Variety works and keeps customers coming back only if the base is good, the choices are aplenty and equal in taste, and the experience is memorable.
This is the case for Valencia, a small Venezuelan restaurant in Norwalk, CT.
They’ve mastered the art of the empanada, offering endless choices of fill ins including my favorites queso with chicken, guacemole, or melon. You can even make a chocolate-banana empanada.
The prices per empanada are $2 – $4, enough to get two or maybe even three if you’re really hungry.
Valencia has mastered the product long-tail, the benefit of unlimited choice that meets any niche taste. Eating there is the food equivalent of Amazon.com, endless array of products at reasonable prices and awesome and swift customer service you don’t forget.
Had Valencia and Amazon just had one niche product, a slow customer experience, and a boring environment people would forget it and move on to find something else.

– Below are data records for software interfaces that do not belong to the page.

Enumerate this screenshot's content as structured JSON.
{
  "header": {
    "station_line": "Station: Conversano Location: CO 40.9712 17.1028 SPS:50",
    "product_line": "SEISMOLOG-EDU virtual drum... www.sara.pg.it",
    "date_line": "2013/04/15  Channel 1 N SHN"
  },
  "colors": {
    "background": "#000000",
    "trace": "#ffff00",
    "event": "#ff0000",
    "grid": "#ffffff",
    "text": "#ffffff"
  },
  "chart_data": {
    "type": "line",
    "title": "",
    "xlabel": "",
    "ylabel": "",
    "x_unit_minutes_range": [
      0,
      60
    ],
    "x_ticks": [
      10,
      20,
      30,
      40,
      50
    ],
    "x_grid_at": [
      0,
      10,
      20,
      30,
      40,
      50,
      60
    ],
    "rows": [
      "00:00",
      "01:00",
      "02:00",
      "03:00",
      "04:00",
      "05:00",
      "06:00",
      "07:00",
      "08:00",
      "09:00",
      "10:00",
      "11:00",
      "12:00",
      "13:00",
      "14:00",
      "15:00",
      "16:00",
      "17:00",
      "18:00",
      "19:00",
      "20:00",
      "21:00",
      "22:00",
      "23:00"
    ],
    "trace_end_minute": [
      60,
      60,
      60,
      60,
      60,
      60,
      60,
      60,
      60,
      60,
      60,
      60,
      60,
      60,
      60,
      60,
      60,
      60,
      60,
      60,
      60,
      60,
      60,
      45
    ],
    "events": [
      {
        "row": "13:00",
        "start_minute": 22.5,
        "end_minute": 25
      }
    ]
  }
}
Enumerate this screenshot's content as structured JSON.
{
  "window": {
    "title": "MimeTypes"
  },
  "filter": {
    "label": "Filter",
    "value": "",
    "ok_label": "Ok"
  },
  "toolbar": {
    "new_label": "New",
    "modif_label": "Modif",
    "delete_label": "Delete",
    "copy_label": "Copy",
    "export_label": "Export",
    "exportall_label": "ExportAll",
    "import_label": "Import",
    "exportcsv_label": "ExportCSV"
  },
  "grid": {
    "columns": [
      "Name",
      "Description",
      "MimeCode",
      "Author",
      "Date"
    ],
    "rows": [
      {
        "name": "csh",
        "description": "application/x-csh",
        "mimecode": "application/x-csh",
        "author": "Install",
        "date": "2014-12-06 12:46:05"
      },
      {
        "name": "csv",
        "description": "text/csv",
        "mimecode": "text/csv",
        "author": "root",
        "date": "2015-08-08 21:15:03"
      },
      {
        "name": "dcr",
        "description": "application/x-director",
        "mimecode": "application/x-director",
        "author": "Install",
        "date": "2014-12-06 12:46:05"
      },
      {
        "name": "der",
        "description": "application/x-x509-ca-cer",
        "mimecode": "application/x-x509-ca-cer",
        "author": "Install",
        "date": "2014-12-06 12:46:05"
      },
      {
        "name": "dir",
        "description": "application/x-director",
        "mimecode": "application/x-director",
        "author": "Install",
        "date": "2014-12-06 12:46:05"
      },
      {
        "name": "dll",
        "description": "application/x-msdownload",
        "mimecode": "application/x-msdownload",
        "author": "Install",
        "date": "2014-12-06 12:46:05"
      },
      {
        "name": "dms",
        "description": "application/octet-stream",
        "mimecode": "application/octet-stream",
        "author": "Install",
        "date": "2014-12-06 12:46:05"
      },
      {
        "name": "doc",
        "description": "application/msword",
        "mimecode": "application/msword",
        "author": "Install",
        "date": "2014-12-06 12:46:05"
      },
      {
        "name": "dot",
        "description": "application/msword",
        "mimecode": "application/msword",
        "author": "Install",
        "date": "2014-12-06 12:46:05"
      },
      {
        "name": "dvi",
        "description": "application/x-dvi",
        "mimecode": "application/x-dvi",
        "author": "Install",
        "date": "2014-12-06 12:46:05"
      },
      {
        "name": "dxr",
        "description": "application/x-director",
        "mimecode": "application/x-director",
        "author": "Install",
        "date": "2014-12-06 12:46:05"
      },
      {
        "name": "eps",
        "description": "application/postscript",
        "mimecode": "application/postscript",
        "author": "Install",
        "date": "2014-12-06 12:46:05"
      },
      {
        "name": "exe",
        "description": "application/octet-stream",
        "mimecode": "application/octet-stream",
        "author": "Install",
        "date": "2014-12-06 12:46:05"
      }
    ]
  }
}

Valencia and Amazon are unique in that instead of selling less of more, they actually sell ‘more of more.’ A company can afford to expand its variety in a mass of niche desires. There’s something for everybody.